Devils Paradise is a brawny quartet date nominally led by drummer Gerry Hemingway, but played out in thoroughly democratic fashion with his cohorts tenor saxophonist Ellery Eskelin, trombonist Ray Anderson and the ubiquitous bass wizard Mark Dresser. The four bash hard, setting up tough grooves and deep pedal-toned vamps — the bass and drums laying down solid foundations for the simple, catchy themes over which Eskelin and Anderson play unfettered solos. It's a lot of fun. But there's more to it than that. The casual quality that each player exudes sits atop a solid core of technique and accomplishment.

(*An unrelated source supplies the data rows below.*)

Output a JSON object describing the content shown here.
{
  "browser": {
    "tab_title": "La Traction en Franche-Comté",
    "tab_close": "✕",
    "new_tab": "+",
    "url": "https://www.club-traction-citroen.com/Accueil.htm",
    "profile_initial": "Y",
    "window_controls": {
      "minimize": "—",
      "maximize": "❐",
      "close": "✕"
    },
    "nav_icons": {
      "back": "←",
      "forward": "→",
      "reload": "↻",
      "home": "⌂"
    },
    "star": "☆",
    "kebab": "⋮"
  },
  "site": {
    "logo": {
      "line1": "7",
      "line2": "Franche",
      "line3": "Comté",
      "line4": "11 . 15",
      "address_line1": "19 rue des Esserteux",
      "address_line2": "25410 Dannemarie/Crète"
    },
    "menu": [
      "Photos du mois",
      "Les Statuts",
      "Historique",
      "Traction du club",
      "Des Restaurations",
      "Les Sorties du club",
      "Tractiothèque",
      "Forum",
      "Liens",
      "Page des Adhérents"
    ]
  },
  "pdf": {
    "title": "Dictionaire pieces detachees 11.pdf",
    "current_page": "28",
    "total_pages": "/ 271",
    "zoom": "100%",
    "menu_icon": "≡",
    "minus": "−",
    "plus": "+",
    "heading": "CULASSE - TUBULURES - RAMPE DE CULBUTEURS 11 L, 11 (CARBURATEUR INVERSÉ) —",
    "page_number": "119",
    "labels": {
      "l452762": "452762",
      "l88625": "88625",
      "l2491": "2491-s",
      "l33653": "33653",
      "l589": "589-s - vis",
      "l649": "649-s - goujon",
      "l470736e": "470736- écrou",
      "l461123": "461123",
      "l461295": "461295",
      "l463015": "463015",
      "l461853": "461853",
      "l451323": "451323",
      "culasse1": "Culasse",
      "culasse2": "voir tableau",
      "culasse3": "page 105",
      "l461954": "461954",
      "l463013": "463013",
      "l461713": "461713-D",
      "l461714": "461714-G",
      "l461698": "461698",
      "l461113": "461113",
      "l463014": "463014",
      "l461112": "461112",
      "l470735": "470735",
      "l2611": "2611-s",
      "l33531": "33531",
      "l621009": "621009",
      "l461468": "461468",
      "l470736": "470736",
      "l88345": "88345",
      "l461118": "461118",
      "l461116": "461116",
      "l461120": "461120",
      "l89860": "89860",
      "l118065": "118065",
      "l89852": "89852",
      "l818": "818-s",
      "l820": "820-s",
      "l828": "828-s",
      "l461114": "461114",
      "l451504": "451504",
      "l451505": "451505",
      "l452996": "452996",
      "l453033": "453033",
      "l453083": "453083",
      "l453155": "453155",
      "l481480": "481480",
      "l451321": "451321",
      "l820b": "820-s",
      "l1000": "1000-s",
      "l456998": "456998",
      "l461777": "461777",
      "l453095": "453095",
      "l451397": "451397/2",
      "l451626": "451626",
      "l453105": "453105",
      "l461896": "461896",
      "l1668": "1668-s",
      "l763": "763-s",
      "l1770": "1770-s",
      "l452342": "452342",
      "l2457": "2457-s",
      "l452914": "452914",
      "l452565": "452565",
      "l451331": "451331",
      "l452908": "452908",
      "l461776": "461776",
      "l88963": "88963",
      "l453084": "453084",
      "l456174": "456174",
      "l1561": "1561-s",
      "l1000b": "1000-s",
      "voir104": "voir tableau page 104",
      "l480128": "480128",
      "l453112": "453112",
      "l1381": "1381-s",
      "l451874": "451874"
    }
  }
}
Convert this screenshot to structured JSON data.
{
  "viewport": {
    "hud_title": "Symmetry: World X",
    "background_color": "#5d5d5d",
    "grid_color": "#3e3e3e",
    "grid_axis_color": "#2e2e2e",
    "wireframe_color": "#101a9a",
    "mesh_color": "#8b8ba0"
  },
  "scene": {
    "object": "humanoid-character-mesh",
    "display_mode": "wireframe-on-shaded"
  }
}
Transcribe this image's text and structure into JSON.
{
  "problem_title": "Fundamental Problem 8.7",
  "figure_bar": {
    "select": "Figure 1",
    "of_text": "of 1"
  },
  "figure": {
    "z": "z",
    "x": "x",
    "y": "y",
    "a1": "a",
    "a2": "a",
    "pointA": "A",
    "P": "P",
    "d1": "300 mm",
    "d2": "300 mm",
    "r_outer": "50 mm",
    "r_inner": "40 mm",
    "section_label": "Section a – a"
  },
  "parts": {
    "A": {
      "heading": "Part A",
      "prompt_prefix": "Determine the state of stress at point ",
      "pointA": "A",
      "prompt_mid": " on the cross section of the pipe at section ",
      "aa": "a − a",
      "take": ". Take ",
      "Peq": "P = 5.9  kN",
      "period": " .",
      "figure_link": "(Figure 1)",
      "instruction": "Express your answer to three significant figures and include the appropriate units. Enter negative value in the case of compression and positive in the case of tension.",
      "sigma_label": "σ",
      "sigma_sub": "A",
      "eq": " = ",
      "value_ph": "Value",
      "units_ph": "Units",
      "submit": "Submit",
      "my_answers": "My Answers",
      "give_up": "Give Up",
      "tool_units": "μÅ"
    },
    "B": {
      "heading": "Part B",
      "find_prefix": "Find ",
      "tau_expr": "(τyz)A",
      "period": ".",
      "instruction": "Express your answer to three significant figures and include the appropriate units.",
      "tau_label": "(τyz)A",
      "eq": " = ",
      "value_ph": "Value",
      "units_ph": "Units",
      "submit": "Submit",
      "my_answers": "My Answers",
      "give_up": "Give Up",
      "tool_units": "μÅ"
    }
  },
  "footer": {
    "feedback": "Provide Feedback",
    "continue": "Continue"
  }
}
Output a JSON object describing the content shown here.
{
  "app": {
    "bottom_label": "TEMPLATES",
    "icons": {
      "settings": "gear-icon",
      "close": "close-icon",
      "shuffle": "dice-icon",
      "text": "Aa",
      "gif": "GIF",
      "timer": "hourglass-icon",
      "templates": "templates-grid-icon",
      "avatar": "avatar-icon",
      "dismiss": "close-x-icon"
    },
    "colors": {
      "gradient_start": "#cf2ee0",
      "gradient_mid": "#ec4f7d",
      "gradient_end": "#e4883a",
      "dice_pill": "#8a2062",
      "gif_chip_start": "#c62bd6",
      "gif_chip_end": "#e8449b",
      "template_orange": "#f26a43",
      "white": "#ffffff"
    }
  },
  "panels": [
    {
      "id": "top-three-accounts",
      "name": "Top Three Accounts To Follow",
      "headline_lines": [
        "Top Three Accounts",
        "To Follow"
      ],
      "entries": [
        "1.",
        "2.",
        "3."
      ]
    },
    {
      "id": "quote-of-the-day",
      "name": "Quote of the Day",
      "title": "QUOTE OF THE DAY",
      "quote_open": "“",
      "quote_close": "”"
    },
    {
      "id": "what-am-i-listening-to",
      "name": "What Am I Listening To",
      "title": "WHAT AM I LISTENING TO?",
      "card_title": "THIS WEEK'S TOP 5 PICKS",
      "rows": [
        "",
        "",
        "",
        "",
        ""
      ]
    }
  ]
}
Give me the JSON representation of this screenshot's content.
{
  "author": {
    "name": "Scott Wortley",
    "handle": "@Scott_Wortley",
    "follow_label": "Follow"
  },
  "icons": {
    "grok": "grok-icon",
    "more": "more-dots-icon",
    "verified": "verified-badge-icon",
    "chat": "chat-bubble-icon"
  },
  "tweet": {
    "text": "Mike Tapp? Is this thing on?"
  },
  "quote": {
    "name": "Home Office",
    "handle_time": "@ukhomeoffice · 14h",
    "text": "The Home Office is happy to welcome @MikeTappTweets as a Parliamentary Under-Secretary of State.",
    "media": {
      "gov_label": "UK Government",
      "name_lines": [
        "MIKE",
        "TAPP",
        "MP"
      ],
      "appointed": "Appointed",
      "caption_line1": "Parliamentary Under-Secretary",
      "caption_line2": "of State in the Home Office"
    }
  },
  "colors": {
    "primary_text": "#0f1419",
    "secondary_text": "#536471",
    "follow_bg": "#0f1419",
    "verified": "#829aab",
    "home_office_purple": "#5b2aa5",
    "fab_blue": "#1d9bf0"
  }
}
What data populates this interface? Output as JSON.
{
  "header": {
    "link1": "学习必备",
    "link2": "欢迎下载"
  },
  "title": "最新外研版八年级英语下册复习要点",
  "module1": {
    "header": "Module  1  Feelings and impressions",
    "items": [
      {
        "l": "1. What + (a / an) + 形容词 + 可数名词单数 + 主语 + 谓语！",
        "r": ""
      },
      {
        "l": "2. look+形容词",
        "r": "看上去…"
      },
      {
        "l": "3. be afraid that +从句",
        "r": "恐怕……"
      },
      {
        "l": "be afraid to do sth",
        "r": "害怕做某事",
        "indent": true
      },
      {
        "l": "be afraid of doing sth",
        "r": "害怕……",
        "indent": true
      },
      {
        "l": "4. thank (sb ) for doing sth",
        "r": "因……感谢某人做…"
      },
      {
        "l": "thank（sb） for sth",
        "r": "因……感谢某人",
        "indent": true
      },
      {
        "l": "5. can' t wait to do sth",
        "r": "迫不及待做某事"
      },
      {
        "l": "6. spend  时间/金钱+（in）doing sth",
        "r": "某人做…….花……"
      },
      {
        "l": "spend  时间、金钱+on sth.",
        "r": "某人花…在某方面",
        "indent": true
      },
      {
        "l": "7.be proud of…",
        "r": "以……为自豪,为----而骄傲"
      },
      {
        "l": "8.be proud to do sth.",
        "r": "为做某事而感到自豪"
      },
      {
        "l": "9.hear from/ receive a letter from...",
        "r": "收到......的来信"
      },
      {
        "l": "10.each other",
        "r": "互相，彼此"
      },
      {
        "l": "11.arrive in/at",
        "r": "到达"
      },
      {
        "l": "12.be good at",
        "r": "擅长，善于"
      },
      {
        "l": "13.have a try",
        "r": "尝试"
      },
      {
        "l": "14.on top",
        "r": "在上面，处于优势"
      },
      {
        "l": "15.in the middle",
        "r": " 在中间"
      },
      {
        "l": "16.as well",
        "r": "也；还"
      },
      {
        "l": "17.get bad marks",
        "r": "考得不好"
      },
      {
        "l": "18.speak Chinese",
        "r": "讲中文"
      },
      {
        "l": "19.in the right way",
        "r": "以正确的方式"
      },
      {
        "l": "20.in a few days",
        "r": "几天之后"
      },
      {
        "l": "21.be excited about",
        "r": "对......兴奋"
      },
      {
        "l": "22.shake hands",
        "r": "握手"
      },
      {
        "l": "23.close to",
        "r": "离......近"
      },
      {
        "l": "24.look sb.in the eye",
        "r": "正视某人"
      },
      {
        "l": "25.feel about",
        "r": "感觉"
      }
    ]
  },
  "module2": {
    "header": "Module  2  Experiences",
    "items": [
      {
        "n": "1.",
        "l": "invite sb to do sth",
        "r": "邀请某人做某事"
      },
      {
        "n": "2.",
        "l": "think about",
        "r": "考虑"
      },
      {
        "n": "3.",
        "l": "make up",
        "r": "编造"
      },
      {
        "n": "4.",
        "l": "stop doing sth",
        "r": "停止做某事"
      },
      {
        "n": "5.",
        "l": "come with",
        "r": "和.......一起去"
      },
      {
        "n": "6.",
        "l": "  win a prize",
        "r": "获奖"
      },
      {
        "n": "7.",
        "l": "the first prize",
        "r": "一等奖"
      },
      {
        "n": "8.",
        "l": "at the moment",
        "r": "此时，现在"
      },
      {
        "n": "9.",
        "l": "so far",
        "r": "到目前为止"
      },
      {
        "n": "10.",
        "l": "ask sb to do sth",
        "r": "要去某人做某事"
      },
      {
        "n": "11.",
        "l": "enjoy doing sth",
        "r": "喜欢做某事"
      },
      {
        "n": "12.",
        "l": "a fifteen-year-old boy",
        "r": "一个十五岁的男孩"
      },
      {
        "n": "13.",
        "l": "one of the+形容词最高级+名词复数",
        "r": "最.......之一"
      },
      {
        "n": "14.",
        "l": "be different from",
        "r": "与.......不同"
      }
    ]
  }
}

The title tune, for example, hits a rhythmic pocket propelled by a funky, quasi second-line drum figure. But listen a little closer. There's an underlying sense of menace in Ray Anderson's trombone growls and slurs or Ellery Eskelin's emotional squeals. Think Mingus meets the Meters and you're close. It's funny, absolutely. But it's no joke. Check out Mark Dresser ripping the strings off the bass on "Johnny's Corner Song" and you'll hear what I mean. This is jazz that manages to push the envelope while harkening back to the music's earliest history. "Full Off" manages to incorporate roadhouse blues, straight ahead post-bop, funk and out jazz (propelled mightily by Hemingway's drumming) in a way that coheres completely. There's not a weak moment in Devils Paradise.